“We’re actually not too sure what Atrocious Captivity means to be totally honest. We needed a name and at the time we had someone else on vocals who had written lyrics for a couple of songs on the demo, so we chose one of their song titles. Like 3 weeks later my fucking computer died, taking the most recent mix of the demo and the Photoshop file for the artwork with it and forcing us to soldier on using an old Mac with a copy of Garageband on it. Things didn’t end up working out with the vocalist . . . but we managed to salvage a bounce of an earlier instrumental mix from an email and I recorded the vocals over an .mp3 of the instruments (changing the lyrics and song titles in the process), but for artwork we could only find a .jpeg which meant that the title ‘Atrocious Captivity’ was stuck on the cover, so we had to go with it.”

However, in regards to “Featureless Deity,” Colic explains: “The essence of ‘face’ makes something identifiable and perhaps less dangerous. Think back on ‘featureless’ devastators in history, whether fictional (I.e The Thing) or historical (The Zodiac). That inability to associate or assume who or what the entity is brings the horror to a new plateau (not that the song is written about either of those aforementioned examples).”

Born amid struggle, the three tracks that make up Atrocious Captivity speak for themselves. Ballantyne crushes the drums on every second of this demo, going on these blast marathons like turret gun fire chewing up your immediate wake. Meanwhile Colic slays the bass and vox expertly for a guy who supposedly had “fuck all” experience with either of them; to say nothing of his riffs. Because, let’s be honest, this demo is all about the riffs. 

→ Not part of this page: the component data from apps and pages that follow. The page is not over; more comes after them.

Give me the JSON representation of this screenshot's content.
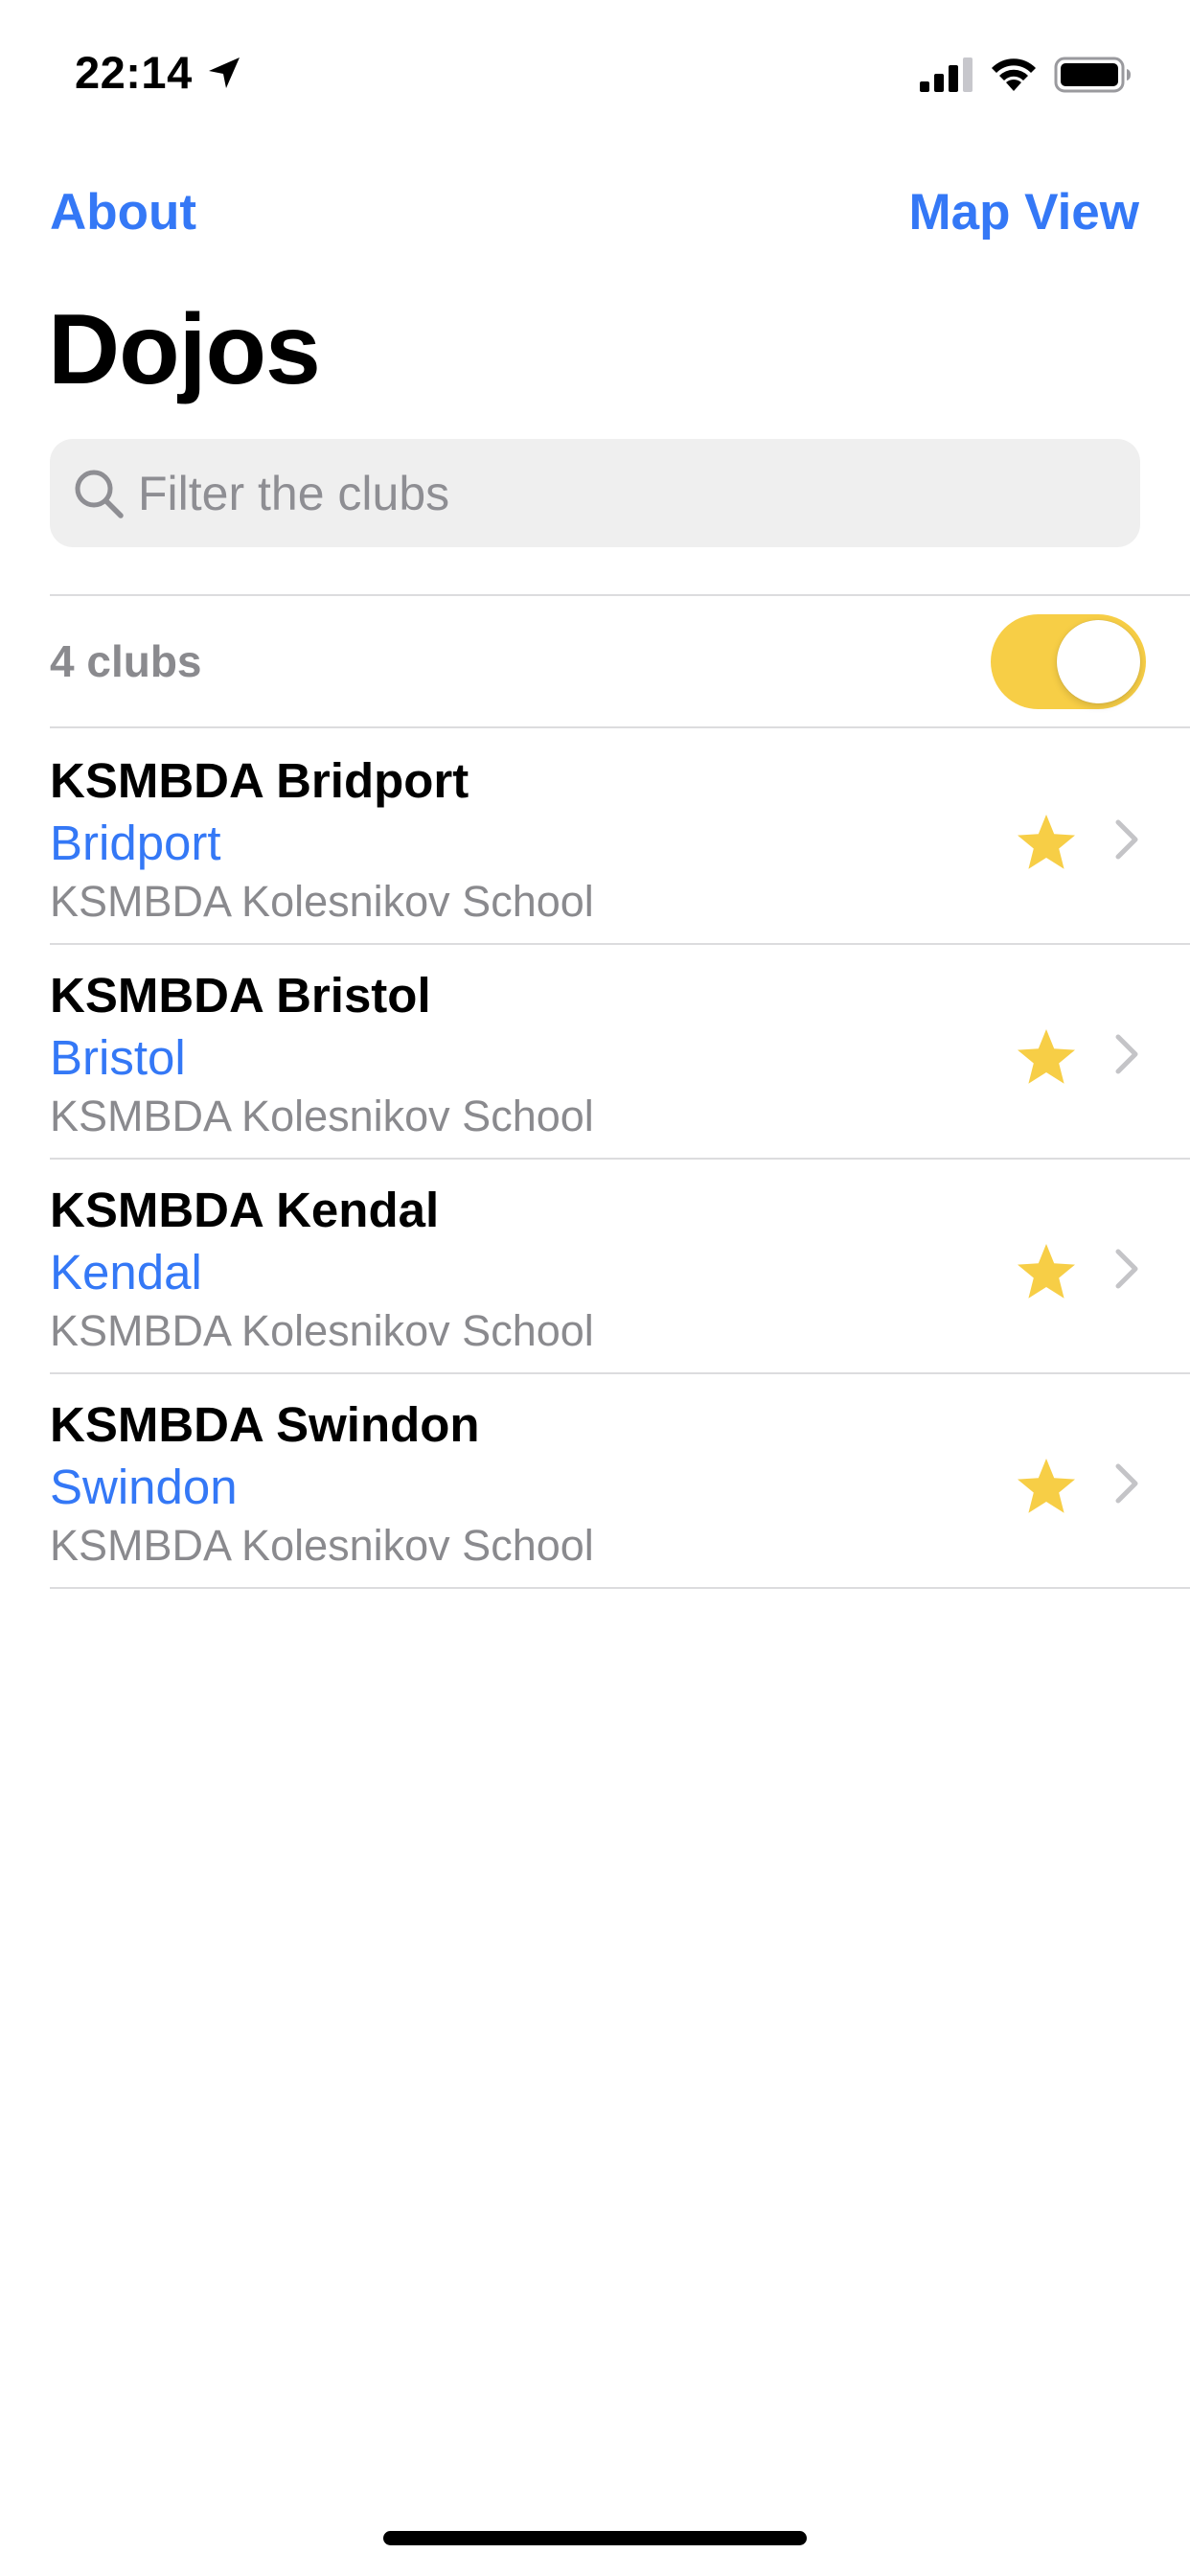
{
  "status_bar": {
    "time": "22:14"
  },
  "nav": {
    "left_label": "About",
    "right_label": "Map View",
    "title": "Dojos"
  },
  "search": {
    "placeholder": "Filter the clubs",
    "value": ""
  },
  "list": {
    "count_label": "4 clubs",
    "toggle_on": true,
    "clubs": [
      {
        "name": "KSMBDA Bridport",
        "city": "Bridport",
        "school": "KSMBDA Kolesnikov School",
        "favorite": true
      },
      {
        "name": "KSMBDA Bristol",
        "city": "Bristol",
        "school": "KSMBDA Kolesnikov School",
        "favorite": true
      },
      {
        "name": "KSMBDA Kendal",
        "city": "Kendal",
        "school": "KSMBDA Kolesnikov School",
        "favorite": true
      },
      {
        "name": "KSMBDA Swindon",
        "city": "Swindon",
        "school": "KSMBDA Kolesnikov School",
        "favorite": true
      }
    ]
  },
  "icons": {
    "location": "location-arrow-icon",
    "signal": "cellular-signal-icon",
    "wifi": "wifi-icon",
    "battery": "battery-icon",
    "search": "search-icon",
    "star": "star-icon",
    "chevron": "chevron-right-icon"
  },
  "colors": {
    "accent": "#3478f6",
    "star": "#f7ce46",
    "toggle_on": "#f7ce46",
    "secondary_text": "#8a8a8e"
  }
}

Colic: “We didn’t have a conscious idea of where we wanted to head creatively besides wanting the shit to be oppressive and to push us creatively. I think a ton of contemporary death is implementing a lot of emphasis and focus on atmosphere and the esoteric, and that’s sick but a lot of the time I’d rather be bludgeoned to bloody gibs than be out in orbit circling Saturn. I stress that there is a place for everything but there is definitely an approach that we are more inclined to take with our own music. As for the brutal thing, I think that in this day and age the term conjures imagery of contemporary tech death, slam, deathcore and a lot of stylistic things that aren’t really embraced or relevant to what our collective central interest in music is.”

Atrocious Captivity was released on the final day of July and already the duo have roped the attention of two consistently solid, and heavy hitting underground labels.

According to Colic: “James from Transylvanian was kind enough to express interest in issuing the release . . . We just finished the layout and design for the release so they’ll be off to the plant within the coming weeks with the first press consisting of 100.”

But wait, there’s more. Colic: “We just signed with Memento Mori and are in the embryonic stages of writing our debut LP which will be recorded and issued next year. Besides that we are implementing most of our time and energy on finding the right individuals to fill the lineup in time for us to orchestrate the live massacre January 2018.”

As if the mandatory tape release of Atrocious Captivity wasn’t enough, Memento Mori’s putting out the Vile Apparition full length. That settles it. Don’t let Vile Apparition out of your sight.